4 Ways to Map Out Your Business’s Financial Future
As an entrepreneur, it’s essential to plan for your business’s financial future, especially in the post-pandemic world. Here are tips that can help you map it all out.
Air Date: November 16, 2021
Moderator: Jeanette Mulvey, Editor-in-Chief at CO—, U.S. Chamber of Commerce
Featured Guests: Tom Kelly, Director of Product Marketing, Oracle NetSuite, Mowa Haile, President, Sky Blue Builders, Nikki Riojas, Owner, Made in Corpus Christi, Stephanie Sims, Founder, Finance-Ability
Every business owner should be aware of their financial future so they can understand how to track and plan their success. Especially during the challenging economic landscape of the pandemic, it’s important to capitalize on what is driving your revenue and develop a strategy for measuring and sustaining those efforts.
During a recent CO— Roadmap for Rebuilding panel, business leaders and financial experts shared four ways to plan and map out your business’s financial future.
Businesses Must Identify What Is Driving Their Revenue and Act Accordingly
According to Tom Kelly, director of analyst relations at Oracle NetSuite, it isn’t enough to simply notice your balance is rising. Rather, you must understand what is driving the increase. Once you identify these factors, you can share them with your team to better focus your efforts.
“Make sure it can be distributed amongst the workforce so that everybody has something to do and knows that their actions are making an impact on the positive projection of the business,” Kelly said. “It’s important to take a balanced approach, but it’s very important to have key insight in terms of the things you should be focusing on.”
“It’s one thing to have a great plan; it's another thing to have a mechanism that you can deliver to the organization so they can absorb it and do something with it,” he added. “Just having more revenue doesn’t mean you’re a profitable business. You could have a lot of revenue, but if you have exorbitant costs, you’re not making any money.”
Entrepreneurs Should Review Patterns to Know Which Products Are Selling
Nikki Riojas, the owner of Made in Corpus Christi, stressed the importance of choosing products that really suit your company and serve its bottom line.
“I think the first thing that we look at is, ‘Does it fit with our brand?’” said Riojas. “If it's not going to fit within the overall aesthetic and what we sell, then I know it's not going to move off of our shelves.”
Riojas added that her brand started with a consignment model that had a 30/70 split since they didn't have a lot of cash to invest in a new product. While it did help fill their shop and our shelves, it wasn’t a model they wanted to maintain.
“I ended up switching over, and I just buy everything wholesale for my vendors now upfront,” Riojas continued. “As we've grown, I know what we'll sell based on historical data, but I also know what we'll sell because of what our customers' and our clients' feedback is.”
Leaders Should Manage Their Business by the Numbers
As a small business owner, it’s crucial to develop a holistic view when analyzing your numbers and forecasting forward.

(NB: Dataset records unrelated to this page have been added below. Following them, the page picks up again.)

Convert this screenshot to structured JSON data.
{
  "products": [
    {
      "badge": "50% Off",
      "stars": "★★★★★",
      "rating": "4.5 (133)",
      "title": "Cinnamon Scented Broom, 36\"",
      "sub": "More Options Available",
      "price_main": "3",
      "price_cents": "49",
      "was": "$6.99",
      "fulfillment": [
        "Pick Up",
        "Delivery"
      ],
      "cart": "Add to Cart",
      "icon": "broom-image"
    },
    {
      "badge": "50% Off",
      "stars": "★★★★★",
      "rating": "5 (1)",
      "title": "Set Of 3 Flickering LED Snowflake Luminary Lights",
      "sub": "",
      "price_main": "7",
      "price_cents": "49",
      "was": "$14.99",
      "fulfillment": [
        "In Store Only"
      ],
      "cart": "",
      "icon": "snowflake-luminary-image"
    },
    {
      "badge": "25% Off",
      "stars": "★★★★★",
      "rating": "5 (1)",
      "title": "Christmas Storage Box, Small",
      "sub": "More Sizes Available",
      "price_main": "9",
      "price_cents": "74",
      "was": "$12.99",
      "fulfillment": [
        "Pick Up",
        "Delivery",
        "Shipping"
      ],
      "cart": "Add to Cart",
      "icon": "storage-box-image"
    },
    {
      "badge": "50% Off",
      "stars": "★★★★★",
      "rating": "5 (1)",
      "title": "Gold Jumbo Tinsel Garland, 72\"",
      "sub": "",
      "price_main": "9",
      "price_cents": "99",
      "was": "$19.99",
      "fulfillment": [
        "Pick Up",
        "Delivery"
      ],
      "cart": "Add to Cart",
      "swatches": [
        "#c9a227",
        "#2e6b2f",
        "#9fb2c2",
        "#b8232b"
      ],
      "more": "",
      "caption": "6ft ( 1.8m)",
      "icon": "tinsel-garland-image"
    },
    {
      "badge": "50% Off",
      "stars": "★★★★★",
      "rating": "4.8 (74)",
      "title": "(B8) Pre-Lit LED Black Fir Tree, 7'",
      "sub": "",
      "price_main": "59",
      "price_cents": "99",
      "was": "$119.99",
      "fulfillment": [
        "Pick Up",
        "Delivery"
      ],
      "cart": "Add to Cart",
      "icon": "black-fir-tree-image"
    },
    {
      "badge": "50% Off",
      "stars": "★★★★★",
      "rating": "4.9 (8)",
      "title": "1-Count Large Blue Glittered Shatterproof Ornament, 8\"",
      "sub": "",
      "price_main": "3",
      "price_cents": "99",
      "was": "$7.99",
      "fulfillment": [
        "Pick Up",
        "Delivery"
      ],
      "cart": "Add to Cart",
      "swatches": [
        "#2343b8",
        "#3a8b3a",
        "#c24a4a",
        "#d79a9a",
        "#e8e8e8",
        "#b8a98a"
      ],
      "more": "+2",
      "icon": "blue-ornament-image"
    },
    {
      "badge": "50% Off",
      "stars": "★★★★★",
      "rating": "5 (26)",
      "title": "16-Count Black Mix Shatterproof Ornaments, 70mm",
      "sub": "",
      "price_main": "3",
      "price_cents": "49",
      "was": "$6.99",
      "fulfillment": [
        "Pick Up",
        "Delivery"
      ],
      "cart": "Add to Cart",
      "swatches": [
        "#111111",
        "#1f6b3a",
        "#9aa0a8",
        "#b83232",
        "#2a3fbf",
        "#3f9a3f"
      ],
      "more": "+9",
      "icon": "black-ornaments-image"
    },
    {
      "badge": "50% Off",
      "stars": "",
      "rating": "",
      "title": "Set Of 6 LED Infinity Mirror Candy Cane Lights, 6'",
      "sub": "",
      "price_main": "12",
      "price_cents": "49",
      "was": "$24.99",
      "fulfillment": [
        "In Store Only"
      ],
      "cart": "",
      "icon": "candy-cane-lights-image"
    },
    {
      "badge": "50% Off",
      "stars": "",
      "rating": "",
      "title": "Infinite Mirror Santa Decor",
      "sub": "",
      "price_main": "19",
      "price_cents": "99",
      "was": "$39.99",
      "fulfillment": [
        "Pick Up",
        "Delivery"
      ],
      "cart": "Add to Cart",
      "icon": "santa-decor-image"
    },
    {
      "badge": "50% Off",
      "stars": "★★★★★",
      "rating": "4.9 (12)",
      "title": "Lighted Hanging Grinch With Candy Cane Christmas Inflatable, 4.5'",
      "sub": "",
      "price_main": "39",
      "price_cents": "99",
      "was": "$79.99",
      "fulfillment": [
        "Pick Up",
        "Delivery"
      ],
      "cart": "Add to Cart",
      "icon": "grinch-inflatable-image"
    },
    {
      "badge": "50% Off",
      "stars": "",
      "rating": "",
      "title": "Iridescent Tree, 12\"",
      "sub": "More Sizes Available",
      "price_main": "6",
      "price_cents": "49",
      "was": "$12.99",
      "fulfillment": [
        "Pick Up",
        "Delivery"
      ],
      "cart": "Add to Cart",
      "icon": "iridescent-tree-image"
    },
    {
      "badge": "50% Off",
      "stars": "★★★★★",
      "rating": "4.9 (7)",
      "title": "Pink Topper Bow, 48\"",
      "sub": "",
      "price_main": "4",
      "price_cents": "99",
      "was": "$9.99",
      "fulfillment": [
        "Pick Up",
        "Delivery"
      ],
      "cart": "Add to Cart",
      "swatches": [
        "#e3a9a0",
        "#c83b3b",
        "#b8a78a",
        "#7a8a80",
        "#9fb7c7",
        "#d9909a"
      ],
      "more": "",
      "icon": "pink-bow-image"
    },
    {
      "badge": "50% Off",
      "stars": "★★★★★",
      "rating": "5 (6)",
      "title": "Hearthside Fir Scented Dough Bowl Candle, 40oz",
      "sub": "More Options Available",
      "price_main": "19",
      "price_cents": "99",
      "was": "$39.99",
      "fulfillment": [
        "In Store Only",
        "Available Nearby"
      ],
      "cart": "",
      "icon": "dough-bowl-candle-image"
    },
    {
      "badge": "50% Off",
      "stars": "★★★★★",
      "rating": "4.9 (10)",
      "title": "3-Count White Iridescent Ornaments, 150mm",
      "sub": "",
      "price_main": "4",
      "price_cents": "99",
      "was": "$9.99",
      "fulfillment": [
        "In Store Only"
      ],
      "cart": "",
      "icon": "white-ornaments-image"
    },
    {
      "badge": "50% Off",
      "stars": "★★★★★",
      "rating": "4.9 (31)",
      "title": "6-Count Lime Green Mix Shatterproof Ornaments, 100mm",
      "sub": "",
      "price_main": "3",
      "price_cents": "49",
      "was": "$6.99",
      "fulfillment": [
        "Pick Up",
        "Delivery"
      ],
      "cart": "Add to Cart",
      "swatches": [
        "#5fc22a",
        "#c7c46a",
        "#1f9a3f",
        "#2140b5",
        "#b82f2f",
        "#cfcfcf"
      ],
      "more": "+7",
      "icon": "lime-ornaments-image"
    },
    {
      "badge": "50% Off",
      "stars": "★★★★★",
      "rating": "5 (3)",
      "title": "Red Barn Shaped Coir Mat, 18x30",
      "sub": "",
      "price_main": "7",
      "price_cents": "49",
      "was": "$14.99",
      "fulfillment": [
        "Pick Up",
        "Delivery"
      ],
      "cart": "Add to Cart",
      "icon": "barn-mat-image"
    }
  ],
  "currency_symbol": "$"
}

“As you grow, you have to learn to manage your business by the numbers,” said Mowa Haile, president of Sky Blue Builders.
This includes considering your overhead and revenue to determine your profitability, as well as keeping a close eye on your costs.
“If you don't know what your costs are, then you're not really doing a good job for running your business, especially now with the pandemic … [with] material shortages [and increased] labor costs,” said Haile.
Business Owners Should Equate Business Expenses to Potential Investments
Many business owners cower in the face of business expenses — even if they’re necessary purchases. However, Stephanie Sims, founder of Finance-Ability, encouraged leaders to shift their mindset and view spending and costs as investments in your company’s future.
“Start to think about everything that you do in your business as an investment,” said Sims. “That way you can make your resources go a little bit further and see … where you're getting success in your business.”
Sims added that you should start connecting these investments to a “success metric” in your business.
“When you start to connect those success metrics … it allows you to be sure that you're investing in the right things in your business,” she said.